There’s an old, bittersweet saying that goes something along the lines of this: “You can never go home again.”

I’d like to submit an exception to that statement: “…unless you call Baltimore home.”

This past Friday, the Windup Space’s recently constructed stage was adorned not unlike someone’s living room, with antiqueish/kitschy decor such as Buddha lamps.  The warm yellow glow of incandescent bulbs cast a much warmer light than the typically harsh stage lights.  The room was nicely filled before Ami Dang took the stage, and things felt cozy.

Dang’s blend of traditional Indian sitar and classical singing with experimental electronics grows more effective with each successive performance.  Her voice ranges from subtle and sublime to massive and nearly overwhelming in power.  The intimate nature of her performance requires rapt attentiveness for full-effect, and in that the crowd failed.  A large din of chatter often broke into Dang’s delicately crafted silences; but these distractions quickly fell away whenever Dang let loose her vocals.  I’m convinced that given the right amping, Dang could obliterate buildings with them.
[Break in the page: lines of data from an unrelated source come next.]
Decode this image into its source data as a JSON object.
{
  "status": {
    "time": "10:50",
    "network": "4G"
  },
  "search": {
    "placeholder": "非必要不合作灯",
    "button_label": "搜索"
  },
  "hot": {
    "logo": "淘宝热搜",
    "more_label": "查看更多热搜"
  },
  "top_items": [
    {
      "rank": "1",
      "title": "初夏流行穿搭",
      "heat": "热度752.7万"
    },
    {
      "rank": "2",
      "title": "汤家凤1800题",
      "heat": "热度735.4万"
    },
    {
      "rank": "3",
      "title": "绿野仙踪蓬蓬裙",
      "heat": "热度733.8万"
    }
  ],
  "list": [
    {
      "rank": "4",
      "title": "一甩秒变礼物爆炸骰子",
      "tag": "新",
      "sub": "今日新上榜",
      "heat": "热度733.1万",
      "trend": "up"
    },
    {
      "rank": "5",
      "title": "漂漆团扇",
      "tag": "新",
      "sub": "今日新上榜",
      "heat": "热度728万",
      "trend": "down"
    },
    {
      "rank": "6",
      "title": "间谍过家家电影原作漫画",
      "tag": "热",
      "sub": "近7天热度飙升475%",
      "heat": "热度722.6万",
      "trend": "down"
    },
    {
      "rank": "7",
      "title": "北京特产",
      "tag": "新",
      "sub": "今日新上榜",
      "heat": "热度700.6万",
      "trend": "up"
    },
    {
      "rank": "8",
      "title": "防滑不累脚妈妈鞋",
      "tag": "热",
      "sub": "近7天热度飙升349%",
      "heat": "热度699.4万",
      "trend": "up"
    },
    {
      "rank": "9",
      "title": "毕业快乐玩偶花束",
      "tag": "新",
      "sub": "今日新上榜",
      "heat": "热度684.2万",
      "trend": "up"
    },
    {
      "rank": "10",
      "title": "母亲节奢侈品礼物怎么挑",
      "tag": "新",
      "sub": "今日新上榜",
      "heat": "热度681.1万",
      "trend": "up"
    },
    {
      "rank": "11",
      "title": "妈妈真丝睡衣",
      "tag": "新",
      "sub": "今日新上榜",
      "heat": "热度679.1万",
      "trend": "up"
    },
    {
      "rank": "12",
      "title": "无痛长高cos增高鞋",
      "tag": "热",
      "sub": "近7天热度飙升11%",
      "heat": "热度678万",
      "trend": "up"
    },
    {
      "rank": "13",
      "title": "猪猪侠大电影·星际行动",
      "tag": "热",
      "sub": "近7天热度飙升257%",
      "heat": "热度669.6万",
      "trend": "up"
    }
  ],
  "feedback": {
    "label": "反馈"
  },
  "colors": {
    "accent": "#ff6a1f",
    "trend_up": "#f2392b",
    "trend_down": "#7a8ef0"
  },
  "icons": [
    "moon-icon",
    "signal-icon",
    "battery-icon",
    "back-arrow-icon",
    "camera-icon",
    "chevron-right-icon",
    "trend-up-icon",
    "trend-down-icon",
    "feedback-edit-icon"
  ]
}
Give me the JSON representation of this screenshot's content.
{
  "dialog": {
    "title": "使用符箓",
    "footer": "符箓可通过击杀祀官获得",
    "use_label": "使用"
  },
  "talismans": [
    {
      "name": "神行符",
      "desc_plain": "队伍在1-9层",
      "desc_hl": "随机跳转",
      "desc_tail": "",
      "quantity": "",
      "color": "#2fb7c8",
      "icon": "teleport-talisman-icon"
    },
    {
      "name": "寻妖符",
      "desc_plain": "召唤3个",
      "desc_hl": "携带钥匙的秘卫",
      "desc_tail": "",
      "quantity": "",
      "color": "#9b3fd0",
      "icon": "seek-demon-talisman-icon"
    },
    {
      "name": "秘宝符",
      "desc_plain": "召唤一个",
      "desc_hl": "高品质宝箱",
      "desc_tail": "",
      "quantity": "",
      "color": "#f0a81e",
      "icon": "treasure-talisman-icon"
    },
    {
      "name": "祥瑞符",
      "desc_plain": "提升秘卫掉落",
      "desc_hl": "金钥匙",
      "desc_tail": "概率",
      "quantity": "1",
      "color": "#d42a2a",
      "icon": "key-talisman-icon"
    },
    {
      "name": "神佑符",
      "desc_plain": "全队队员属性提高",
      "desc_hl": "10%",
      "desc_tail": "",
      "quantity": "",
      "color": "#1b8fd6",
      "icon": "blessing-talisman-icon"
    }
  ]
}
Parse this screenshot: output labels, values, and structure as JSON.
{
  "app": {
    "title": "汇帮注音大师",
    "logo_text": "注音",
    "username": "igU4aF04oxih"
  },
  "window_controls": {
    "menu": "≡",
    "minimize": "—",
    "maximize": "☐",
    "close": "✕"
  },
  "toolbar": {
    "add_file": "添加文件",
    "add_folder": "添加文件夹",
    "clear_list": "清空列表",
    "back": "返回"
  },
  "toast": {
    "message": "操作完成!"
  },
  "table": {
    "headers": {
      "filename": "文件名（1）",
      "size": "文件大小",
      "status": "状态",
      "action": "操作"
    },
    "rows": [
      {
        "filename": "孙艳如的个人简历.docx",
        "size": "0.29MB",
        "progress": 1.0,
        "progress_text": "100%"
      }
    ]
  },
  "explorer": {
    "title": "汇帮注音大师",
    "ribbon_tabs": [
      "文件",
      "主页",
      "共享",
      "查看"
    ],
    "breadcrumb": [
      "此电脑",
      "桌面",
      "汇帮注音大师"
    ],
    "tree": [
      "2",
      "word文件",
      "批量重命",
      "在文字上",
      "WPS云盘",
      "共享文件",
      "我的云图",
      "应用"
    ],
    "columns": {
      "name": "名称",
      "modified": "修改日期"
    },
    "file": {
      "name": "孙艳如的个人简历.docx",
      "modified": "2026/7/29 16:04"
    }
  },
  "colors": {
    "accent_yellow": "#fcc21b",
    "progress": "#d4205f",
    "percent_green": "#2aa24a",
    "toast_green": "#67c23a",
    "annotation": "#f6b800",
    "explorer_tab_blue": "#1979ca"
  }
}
Lone Wolf was a rather chaotic drum/vocal one-man act (backed by sax) that was too discombobulated for me to follow.   I may have prematurely written them off, but I found myself supremely disinterested.

Celebration, on the other hand, struck with the orchestrated fury of a tsunami, combining equal parts wild-eyed frenzy, atmospheric experimentalism and soulful pop leanings.  Their last performance in Baltimore was months ago, and it showed in the earnestness of their performance.  They hadn’t really left Baltimore, but it felt like a triumphant homecoming nonetheless.  A projected flickring fire on the back wall, warmly welcoming and complementing the homeyness of the decor and the gentle, wafting scent of some sort of wood incense in the air.  

The nature of Celebration’s primal pop is such that it envelopes you in its feral folds; rather than coming off as some foreign, distant spectacle, there is an allure, a warmth that emanates from Celebration that draws you into their music and performance.  This was magnified tenfold by the cozy trappings of the space.  As things often tend to go in Baltimore, the mood at the Windup swiftly became one of old friends reunited, the time that had passed becoming a brief footnote in a long-standing and deep fraternity, united by a common bond: love of music.

Ami Dang

_MG_0885 Read the rest…